Brief:
Report all lines from the entries below in which "Tools" appears.

━━━

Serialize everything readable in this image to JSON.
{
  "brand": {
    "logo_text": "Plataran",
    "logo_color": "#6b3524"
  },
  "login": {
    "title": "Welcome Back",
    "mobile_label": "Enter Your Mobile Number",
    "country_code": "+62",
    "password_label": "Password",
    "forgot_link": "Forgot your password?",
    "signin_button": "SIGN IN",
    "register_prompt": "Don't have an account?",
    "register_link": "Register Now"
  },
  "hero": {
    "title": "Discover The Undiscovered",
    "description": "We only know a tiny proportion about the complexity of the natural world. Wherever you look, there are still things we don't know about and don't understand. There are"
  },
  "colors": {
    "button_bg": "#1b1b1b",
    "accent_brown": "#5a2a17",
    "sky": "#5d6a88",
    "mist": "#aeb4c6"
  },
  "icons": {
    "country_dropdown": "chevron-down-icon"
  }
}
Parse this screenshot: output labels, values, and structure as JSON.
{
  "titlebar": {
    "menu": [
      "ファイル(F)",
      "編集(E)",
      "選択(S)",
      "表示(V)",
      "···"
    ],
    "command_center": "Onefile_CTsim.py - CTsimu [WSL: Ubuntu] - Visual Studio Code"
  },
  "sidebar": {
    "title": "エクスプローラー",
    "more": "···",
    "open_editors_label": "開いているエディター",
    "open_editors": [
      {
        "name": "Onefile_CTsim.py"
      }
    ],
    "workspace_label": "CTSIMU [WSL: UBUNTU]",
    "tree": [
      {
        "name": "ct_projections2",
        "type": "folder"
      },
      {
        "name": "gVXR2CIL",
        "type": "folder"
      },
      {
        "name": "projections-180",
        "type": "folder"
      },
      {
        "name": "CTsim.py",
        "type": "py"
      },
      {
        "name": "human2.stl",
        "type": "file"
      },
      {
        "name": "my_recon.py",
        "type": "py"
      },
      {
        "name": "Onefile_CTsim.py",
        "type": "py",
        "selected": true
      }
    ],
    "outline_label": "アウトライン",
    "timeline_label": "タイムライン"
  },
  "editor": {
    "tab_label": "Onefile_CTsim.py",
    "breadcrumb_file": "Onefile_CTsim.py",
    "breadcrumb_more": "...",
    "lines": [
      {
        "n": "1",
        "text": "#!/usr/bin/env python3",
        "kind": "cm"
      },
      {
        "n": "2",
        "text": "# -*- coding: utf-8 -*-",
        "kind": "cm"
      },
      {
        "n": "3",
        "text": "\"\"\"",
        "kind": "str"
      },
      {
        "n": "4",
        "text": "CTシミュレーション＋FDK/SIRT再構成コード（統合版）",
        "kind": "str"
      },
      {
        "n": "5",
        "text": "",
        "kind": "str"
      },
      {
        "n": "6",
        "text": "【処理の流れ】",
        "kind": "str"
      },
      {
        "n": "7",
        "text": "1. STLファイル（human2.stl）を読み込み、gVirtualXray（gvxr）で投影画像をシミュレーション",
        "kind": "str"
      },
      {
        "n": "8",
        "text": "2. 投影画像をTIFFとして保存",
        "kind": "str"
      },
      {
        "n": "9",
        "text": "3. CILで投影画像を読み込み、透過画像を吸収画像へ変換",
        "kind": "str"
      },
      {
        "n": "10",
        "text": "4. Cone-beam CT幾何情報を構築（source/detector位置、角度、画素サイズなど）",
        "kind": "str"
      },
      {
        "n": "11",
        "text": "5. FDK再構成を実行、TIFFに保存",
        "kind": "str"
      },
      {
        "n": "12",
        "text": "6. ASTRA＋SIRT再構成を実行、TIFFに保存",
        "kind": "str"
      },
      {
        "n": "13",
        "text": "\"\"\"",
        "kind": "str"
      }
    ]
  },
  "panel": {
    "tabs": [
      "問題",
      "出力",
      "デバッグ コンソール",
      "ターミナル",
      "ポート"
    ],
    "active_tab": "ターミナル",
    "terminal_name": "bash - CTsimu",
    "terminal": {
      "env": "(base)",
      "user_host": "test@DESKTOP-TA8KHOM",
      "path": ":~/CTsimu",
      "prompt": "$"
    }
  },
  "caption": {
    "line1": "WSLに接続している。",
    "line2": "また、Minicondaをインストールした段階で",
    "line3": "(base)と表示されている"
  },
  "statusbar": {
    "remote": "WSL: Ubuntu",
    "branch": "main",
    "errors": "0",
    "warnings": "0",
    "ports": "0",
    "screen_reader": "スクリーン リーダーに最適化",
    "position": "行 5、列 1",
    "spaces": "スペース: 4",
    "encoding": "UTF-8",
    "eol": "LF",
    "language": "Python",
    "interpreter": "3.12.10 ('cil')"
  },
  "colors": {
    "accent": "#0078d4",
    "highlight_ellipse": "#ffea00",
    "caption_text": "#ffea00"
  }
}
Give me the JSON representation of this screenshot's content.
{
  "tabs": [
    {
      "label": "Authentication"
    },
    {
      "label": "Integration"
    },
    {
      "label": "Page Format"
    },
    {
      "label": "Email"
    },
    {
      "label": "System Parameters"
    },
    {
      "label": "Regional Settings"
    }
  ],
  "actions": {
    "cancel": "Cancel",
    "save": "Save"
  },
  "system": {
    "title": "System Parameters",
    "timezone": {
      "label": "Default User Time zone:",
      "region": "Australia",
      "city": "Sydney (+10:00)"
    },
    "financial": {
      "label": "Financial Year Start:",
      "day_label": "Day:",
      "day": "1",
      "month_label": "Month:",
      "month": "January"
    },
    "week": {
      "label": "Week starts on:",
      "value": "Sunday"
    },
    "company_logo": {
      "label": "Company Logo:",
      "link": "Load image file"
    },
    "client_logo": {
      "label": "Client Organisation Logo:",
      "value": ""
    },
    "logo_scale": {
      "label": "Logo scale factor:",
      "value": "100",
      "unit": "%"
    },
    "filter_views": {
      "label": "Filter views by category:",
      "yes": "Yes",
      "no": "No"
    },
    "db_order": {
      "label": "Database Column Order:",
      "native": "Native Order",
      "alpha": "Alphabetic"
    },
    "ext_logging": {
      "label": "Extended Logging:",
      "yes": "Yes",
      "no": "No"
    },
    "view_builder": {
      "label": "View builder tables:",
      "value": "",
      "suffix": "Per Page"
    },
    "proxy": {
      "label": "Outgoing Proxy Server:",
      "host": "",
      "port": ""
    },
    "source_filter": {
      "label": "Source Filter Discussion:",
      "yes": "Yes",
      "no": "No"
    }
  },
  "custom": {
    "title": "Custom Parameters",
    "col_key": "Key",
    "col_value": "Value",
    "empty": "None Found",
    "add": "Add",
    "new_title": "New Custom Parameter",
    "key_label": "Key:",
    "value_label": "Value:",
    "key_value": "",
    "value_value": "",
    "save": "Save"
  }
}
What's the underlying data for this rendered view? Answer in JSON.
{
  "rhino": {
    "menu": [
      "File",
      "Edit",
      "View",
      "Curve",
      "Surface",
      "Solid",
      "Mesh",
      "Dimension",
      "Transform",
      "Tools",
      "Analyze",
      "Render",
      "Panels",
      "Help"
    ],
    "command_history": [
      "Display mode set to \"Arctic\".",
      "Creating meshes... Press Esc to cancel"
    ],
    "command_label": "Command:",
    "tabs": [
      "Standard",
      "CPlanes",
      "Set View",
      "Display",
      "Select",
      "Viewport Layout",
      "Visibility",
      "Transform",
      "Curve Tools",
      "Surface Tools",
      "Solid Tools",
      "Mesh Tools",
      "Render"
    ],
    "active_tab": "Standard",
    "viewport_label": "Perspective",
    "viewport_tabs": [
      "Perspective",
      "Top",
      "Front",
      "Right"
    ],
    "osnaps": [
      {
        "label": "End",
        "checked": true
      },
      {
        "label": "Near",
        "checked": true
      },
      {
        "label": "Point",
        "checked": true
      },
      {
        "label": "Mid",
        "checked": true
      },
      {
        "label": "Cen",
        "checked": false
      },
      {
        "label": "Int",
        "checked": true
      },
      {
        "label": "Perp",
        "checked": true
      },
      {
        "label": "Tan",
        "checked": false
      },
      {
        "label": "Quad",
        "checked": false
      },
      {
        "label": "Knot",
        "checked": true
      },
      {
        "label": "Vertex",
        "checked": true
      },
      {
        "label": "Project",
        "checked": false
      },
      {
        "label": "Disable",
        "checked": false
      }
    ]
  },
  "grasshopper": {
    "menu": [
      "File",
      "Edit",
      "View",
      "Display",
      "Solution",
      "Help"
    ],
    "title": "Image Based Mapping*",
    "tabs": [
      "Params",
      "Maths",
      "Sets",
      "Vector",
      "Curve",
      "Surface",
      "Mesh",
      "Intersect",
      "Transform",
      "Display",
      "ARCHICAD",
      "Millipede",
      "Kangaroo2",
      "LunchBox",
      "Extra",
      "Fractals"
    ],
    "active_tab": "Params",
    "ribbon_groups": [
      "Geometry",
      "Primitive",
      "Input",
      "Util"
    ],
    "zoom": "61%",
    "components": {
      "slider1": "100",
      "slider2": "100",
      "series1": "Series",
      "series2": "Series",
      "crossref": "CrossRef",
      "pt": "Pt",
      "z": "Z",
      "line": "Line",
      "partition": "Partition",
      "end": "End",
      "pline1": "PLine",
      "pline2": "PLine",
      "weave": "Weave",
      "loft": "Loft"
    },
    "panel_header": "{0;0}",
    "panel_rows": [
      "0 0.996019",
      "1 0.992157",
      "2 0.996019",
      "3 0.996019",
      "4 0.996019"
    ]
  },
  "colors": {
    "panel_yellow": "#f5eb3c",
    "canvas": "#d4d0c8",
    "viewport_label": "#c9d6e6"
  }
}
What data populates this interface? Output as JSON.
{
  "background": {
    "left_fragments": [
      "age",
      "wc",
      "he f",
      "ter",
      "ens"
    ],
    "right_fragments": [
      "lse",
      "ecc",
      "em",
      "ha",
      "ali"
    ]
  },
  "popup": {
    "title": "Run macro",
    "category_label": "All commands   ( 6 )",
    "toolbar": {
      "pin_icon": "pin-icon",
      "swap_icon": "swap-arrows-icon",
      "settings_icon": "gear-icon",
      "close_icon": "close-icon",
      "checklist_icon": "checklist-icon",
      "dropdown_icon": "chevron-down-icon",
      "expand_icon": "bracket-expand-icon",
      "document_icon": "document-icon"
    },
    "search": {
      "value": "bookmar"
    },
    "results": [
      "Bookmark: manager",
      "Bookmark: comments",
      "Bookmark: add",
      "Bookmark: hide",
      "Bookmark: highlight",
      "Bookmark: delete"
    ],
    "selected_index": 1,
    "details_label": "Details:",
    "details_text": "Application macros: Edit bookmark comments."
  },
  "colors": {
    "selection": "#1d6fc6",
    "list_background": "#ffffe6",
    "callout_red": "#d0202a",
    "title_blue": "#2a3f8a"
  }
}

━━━

Solution for this problem:
      "Tools",
      "Curve Tools",
      "Surface Tools",
      "Solid Tools",
      "Mesh Tools",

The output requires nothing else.